(ENTRIES SUPPLIED)
☆ ☆ ☆ ☆

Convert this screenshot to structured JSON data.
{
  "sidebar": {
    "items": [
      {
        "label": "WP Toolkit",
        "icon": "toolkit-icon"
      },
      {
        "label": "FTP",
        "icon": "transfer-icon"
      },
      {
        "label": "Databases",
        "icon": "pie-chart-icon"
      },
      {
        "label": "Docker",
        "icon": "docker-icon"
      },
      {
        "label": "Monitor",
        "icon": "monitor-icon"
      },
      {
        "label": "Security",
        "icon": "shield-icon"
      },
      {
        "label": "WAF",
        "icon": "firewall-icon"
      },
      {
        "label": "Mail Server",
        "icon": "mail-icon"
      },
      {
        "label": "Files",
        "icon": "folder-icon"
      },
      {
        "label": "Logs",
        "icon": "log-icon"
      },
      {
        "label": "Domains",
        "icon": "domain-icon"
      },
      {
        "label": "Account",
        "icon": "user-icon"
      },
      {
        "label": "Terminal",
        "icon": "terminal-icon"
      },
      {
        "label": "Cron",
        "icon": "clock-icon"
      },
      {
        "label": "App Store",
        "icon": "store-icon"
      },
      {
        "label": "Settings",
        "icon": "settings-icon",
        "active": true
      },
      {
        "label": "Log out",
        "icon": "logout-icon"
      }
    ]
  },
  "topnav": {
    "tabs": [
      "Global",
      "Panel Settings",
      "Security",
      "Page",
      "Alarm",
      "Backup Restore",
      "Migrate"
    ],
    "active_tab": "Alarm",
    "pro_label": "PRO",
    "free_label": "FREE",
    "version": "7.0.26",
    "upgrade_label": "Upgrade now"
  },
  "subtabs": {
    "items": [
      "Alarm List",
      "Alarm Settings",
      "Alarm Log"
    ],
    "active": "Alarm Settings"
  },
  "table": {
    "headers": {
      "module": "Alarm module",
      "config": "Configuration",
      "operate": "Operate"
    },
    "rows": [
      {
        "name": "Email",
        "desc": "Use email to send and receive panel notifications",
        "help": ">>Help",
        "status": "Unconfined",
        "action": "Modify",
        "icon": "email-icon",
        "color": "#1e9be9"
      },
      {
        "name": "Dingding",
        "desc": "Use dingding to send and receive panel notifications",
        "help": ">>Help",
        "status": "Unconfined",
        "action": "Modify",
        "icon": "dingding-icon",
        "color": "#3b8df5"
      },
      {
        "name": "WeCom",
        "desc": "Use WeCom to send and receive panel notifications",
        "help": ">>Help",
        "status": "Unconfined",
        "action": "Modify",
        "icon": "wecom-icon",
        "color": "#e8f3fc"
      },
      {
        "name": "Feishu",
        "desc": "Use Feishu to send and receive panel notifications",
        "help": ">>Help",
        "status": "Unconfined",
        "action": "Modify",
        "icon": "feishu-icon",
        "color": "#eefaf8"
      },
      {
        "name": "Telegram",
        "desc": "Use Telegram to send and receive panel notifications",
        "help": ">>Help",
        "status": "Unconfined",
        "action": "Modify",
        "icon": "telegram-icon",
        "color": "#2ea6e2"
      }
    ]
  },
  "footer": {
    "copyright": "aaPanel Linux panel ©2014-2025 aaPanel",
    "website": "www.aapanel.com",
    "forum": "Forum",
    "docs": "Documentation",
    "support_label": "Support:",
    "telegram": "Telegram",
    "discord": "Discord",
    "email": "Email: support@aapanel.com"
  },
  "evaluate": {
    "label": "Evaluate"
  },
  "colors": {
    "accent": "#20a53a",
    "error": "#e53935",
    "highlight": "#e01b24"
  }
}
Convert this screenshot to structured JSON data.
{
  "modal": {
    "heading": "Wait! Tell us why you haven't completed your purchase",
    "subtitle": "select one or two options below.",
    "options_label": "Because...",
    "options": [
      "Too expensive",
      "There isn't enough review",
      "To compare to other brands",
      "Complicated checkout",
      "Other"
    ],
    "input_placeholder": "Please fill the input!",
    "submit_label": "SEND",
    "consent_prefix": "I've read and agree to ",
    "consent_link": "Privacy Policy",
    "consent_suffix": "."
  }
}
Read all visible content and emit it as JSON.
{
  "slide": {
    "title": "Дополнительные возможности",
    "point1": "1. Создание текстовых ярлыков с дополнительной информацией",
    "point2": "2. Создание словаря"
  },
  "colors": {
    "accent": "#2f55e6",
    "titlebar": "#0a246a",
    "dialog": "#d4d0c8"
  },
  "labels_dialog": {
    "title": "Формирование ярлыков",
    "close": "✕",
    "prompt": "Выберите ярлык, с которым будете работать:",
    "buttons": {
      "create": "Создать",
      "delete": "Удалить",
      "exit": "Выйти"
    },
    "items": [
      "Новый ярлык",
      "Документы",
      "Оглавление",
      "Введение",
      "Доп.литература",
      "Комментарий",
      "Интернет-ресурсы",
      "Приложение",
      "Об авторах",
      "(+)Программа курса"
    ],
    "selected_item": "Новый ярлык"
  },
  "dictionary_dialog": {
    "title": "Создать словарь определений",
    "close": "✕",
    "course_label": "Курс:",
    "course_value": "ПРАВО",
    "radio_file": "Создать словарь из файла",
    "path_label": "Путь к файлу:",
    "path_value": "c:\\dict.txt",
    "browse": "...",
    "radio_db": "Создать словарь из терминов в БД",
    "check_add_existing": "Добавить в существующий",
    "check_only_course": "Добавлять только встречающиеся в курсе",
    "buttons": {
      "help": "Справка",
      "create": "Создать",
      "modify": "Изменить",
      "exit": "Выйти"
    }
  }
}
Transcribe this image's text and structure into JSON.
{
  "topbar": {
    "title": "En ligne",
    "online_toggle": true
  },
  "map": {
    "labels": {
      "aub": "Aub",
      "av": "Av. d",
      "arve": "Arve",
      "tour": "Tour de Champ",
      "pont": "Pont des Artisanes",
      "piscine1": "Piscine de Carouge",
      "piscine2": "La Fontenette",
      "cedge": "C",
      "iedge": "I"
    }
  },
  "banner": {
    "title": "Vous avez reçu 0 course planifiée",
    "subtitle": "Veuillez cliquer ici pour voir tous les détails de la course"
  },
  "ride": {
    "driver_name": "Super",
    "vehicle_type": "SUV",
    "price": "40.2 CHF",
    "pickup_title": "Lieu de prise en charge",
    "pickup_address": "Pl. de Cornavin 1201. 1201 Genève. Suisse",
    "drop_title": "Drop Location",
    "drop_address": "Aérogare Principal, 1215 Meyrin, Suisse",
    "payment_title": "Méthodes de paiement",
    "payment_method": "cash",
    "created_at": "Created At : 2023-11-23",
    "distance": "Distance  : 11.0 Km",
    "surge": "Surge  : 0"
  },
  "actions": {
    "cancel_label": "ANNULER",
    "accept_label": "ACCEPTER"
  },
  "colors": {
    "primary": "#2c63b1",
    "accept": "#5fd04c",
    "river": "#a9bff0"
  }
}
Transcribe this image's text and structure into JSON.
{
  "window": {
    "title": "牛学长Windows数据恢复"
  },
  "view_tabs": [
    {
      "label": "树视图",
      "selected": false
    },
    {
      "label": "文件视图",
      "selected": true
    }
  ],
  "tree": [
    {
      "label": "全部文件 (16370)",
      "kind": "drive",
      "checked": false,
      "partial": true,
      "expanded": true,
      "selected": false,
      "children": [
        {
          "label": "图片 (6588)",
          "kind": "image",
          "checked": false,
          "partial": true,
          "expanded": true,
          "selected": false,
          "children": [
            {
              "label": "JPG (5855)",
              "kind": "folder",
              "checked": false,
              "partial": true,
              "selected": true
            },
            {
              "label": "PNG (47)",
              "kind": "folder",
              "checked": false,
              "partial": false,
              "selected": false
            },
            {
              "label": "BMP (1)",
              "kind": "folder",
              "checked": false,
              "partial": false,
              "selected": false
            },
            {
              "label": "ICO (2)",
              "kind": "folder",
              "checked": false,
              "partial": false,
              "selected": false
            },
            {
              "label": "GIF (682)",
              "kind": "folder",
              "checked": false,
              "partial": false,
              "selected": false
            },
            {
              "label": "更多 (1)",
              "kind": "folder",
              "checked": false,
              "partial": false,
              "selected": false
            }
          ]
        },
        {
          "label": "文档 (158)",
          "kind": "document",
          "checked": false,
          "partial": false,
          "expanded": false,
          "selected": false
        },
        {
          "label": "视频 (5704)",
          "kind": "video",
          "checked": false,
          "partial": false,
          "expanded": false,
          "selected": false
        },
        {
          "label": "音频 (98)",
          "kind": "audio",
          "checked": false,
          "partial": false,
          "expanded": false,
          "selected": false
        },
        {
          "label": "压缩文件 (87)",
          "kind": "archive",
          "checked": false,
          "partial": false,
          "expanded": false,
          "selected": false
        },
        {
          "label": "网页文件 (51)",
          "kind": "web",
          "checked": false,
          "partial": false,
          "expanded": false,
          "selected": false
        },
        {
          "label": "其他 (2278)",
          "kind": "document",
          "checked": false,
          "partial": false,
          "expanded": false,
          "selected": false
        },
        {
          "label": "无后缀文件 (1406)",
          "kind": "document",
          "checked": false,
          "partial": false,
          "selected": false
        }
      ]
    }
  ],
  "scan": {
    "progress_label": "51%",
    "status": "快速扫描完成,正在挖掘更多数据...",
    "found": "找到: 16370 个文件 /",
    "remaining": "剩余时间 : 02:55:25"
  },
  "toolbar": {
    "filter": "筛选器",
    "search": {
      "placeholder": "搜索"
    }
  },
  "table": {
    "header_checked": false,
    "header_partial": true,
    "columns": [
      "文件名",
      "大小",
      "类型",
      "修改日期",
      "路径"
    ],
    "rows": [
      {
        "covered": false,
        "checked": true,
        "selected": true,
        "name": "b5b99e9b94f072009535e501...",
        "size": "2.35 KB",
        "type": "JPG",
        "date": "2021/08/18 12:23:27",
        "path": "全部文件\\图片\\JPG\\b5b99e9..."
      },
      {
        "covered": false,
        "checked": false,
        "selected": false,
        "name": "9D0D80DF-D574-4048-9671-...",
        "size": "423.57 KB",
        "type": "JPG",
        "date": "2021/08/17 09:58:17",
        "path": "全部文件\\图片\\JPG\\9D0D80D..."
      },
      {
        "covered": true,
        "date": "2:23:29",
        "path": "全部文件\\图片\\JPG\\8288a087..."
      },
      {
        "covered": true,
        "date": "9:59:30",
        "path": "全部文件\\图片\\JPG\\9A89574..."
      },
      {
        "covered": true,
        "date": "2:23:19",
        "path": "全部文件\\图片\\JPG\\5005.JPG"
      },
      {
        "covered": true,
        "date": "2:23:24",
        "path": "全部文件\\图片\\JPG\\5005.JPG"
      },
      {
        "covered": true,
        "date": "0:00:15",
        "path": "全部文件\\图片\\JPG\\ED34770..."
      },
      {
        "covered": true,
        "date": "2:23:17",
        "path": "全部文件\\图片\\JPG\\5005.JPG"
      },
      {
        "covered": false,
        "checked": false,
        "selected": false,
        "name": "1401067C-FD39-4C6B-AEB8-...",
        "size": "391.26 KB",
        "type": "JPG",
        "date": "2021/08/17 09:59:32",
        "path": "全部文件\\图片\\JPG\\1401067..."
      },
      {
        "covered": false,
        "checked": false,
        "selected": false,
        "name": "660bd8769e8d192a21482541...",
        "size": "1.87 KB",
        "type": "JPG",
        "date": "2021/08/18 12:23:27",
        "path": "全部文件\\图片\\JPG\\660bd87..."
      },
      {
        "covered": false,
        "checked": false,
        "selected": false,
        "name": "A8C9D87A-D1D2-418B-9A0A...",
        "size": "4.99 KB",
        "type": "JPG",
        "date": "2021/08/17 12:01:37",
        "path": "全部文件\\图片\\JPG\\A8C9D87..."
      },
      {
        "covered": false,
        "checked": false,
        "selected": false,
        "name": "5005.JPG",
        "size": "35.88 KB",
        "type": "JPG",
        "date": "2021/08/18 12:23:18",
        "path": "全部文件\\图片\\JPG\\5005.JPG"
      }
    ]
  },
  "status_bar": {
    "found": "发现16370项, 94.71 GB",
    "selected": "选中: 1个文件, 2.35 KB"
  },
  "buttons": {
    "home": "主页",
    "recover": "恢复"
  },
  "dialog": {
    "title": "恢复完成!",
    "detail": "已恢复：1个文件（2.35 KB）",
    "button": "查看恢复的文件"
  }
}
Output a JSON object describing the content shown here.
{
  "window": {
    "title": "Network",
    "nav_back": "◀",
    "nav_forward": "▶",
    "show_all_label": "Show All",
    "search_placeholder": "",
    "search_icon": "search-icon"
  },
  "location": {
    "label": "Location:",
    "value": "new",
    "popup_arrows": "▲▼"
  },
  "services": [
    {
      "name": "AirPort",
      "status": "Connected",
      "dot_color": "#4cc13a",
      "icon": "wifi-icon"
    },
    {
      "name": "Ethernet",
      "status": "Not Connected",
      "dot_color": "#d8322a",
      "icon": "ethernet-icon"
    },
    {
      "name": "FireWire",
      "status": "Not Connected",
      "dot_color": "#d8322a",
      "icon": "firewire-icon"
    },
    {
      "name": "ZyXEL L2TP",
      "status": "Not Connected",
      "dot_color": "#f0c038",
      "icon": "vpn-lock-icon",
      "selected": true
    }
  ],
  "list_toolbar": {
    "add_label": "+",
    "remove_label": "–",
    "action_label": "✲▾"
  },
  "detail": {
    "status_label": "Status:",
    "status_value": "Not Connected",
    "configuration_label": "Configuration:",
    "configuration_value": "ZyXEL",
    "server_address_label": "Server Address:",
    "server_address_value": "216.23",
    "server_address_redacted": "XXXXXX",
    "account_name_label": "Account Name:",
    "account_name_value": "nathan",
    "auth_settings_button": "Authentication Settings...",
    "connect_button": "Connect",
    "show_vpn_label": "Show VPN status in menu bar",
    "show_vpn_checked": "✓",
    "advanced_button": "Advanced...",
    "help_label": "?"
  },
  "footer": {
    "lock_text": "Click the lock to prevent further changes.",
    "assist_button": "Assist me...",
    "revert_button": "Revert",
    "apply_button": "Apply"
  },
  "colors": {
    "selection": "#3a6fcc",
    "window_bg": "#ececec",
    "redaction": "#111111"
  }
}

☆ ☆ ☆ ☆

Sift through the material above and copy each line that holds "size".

        "size": "2.35 KB",
        "size": "423.57 KB",
        "size": "391.26 KB",
        "size": "1.87 KB",
        "size": "4.99 KB",
        "size": "35.88 KB",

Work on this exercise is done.